Our Sages tell us that before Hashem created the world, He established the foundations of the world. The Pirkei D’Rebbe Eliezer tells us this refers to teshuvah. Hashem desires that every individual, no matter his situation or challenges, should return to Him. It is for that reason that the Men of the Great Assembly instituted the stanza in Shemone Esrei, “Bring us back … Hashem, Who desires repentance.”
A Rebbe’s Prayers
The great R’ Chaim Meir of Vishnitz, the Imrei Chaim, once traveled to Tzfas. As he would walk through the city with his entourage of chassidim and visit the shuls in the area, he became a familiar sight in the neighborhood.
One day a deeply distressed couple came to see him about their only daughter. Despite all the love and affection they had showered her with over the years, their daughter had become disaffected from Yiddishkeit. Recently she had informed them that she would like to marry out of the faith. They were understandably grief-stricken and brokenhearted. They wanted to know if the Rebbe could suggest any way they could prevent this from materializing.
The Rebbe spent a long time with the parents, reassuring them and trying to lift their spirits. He spoke of the power of teshuvah, citing R’ Shimon Bar Yochai that “nothing in the world can stand in the face of teshuvah.” The Rebbe forbade their being despondent or giving up hope, and encouraged them to prepare to accept her with great love when she returned to the ways of Torah.
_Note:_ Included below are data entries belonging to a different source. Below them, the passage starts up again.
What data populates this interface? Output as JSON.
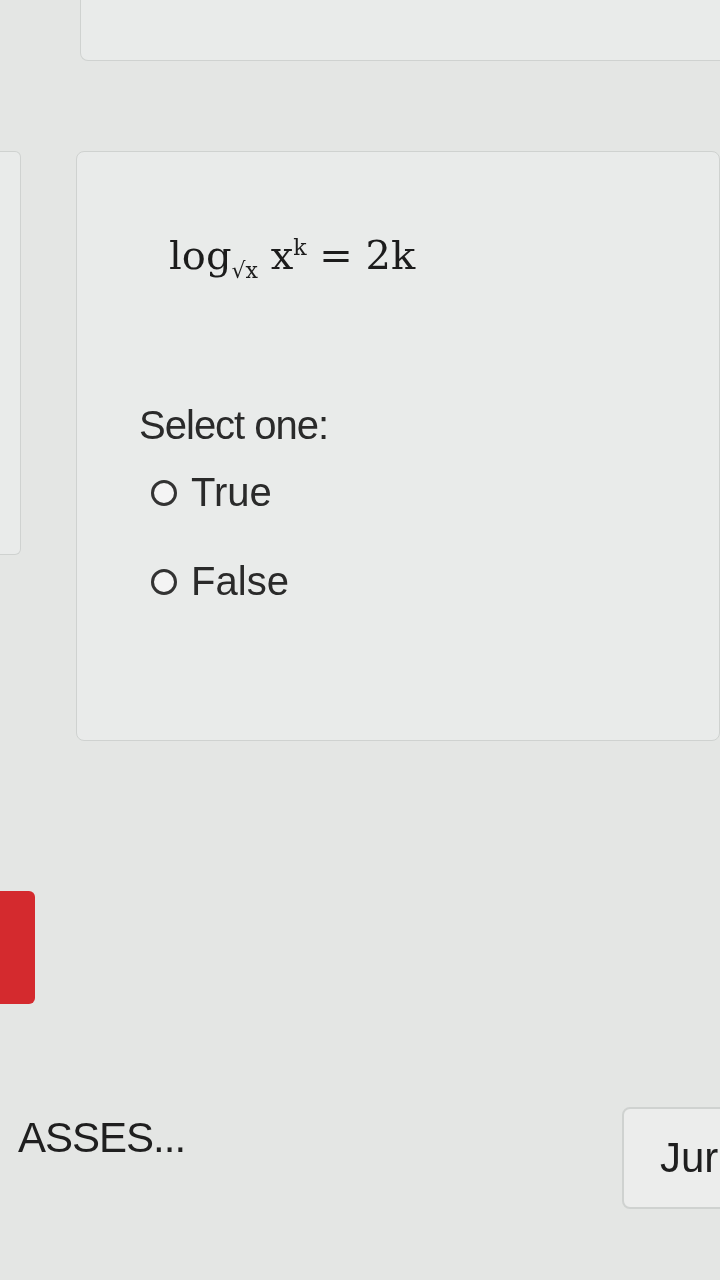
{
  "question": {
    "formula": "log$_{√x}$ x$^{k}$ = 2k",
    "prompt": "Select one:",
    "options": [
      {
        "label": "True",
        "selected": false
      },
      {
        "label": "False",
        "selected": false
      }
    ]
  },
  "footer": {
    "previous_link": "ASSES...",
    "jump_button": "Jur"
  }
}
When they left and the door closed behind them, the Rebbe broke out in bitter tears. He cried inconsolably, and the gabbaim were unable to calm him down. After a long time, his tears subsided, and the gabbaim asked, “If this affected you so greatly, how did you calmly encourage the parents, and only begin to cry after they left?”
The Rebbe explained, “I could not allow them to lose hope. Therefore I expended much self-control to withhold my tears. Only after they left did I allow the tears to come so I could pour out my heart to Hashem, and pray that the girl should repent completely.
The Vishnitzer Rebbe kept the girl and her family in his thoughts constantly and prayed for them continually. As he was returning to Bnei Brak, deeply sunk in thought, the Rebbe suddenly mentioned the situation again and noted that it was foolish for people to envy the honor he commanded and his retinue of admirers and followers, for they did not perceive the sorrow and pain that he bore.
Eventually the prayers and tears of the Imrei Chaim and the girl’s parents were productive. The girl did teshuvah and returned to the fold.